The central New York town of Smithfield was shrouded in sorrow Wednesday as residents picked through the rubble of Tuesday's tornado that left four people dead.
A series of devastating storms roared across much of the Northeast late Tuesday, also killing a child in Maryland, damaging homes and businesses across the region, toppling trees and power lines and knocking out power to hundreds of thousands.
National Weather Service meteorologist Barbara Watson confirmed that a tornado with winds in excess of 100 mph blasted through rural Smithfield. Madison County Sheriff Allen Riley identified the victims as a 35-year-old woman and her 4-month-old daughter, a 70-year-old woman and a 53-year-old man.
Gov. Andrew Cuomo visited the area Wednesday, offering aid and prayers.
"Houses you can replace, buildings you can replace, but when you lose a 4-month old baby, there is no damage like that," Gov. Andrew Cuomo said. "The family of New York stands with Madison County."

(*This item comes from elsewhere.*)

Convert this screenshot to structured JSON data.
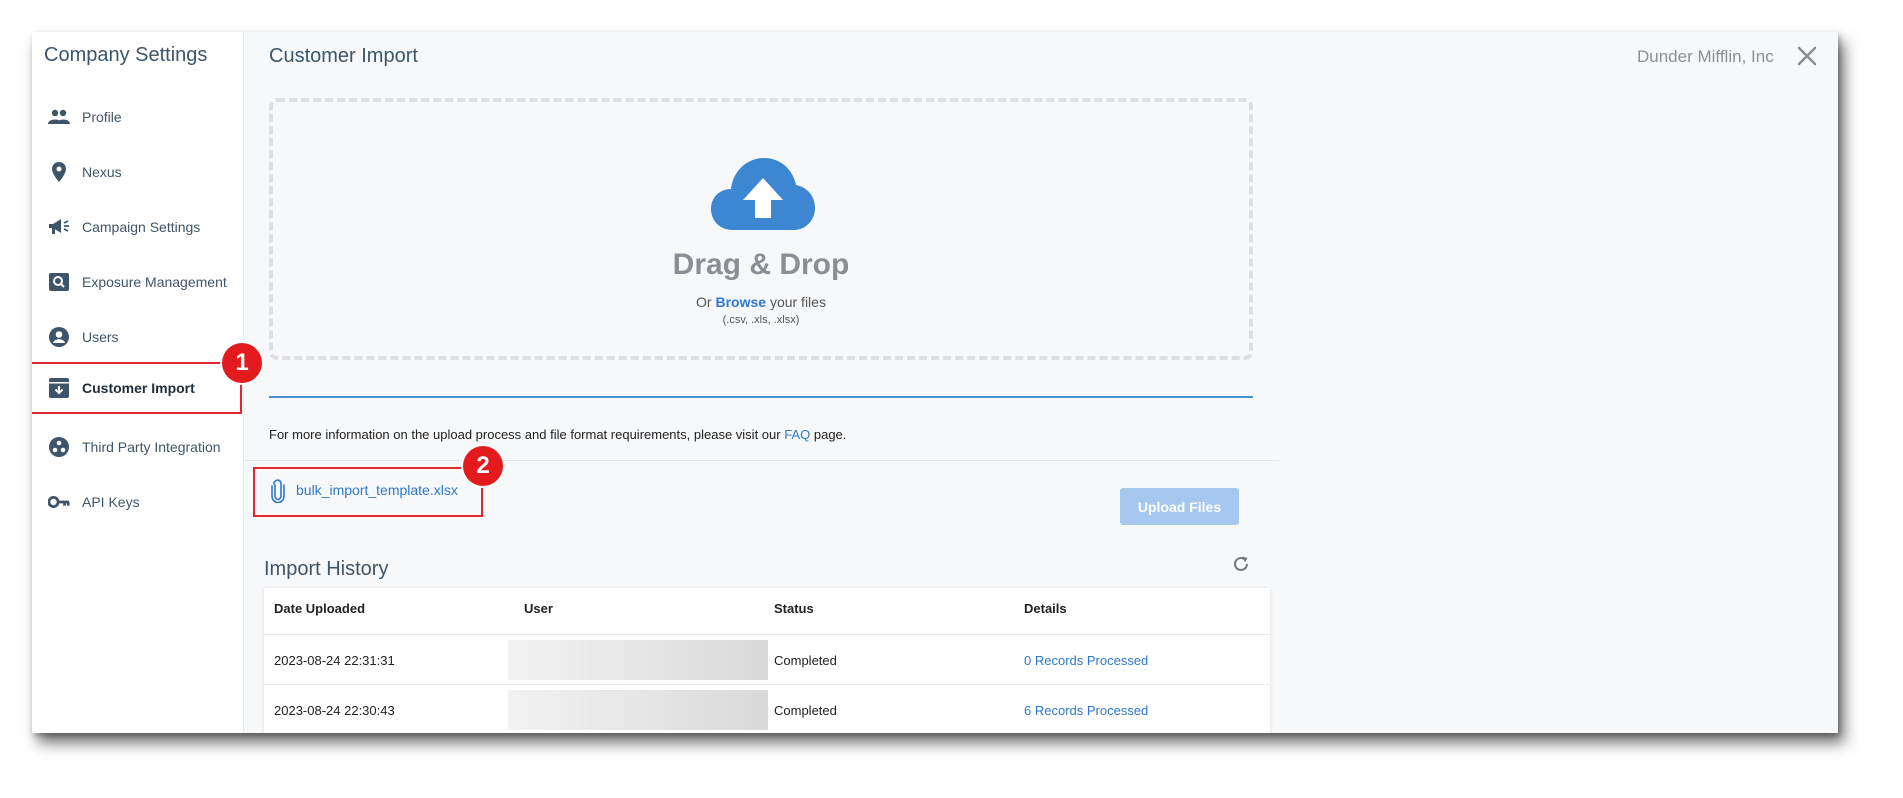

More than 70,000 people remained without power in the state early Wednesday.
Tornadoes were also reported in Ohio and Pennsylvania. In Maryland, a tree fell at a summer camp during a violent storm, killing one child and injuring six others. More than 100 children at the River Valley Ranch camp in Manchester were headed to a shelter when a tree fell on them, authorities said.
"This is something that has never happened in our history," said camp director Jon Bissett. "A freak storm came up. Obviously it was pretty traumatic for the campers. A lot of them were there when it happened."
In Pennsylvania, severe thunderstorms spawned at least one tornado in Mercer county in the northwestern part of the state. More than 300,000 people lost power at the height of the storms. More than 135,000 homes and businesses remained without power Wednesday morning, including more than 74,000 in the five-county Philadelphia area.
In Vermont, Green Mountain Power reported more that 13,000 power customers lost power, though most power had been restored Wednesday morning.
Another round of showers and thunderstorms are forecast in the Northeast and Mid-Atlantic on Wednesday evening, but they should be much less intense when compared to the storms from Tuesday, reports AccuWeather meteorologist Alex Sosnowski.
Heavy rain will also lash the South on Wednesday: "The storms in the South will bring an elevated risk of flash flooding as some areas will be hit by multiple slow-moving downpours," according to AccuWeather meteorologist Mark Mancuso.
The one area where storms could reach severe levels is the central Plains, the Storm Prediction Center forecasts. Eastern Colorado, western Kansas and southwest Nebraska could see damaging winds and hail.
Contributing: Melanie Eversley; Associated Press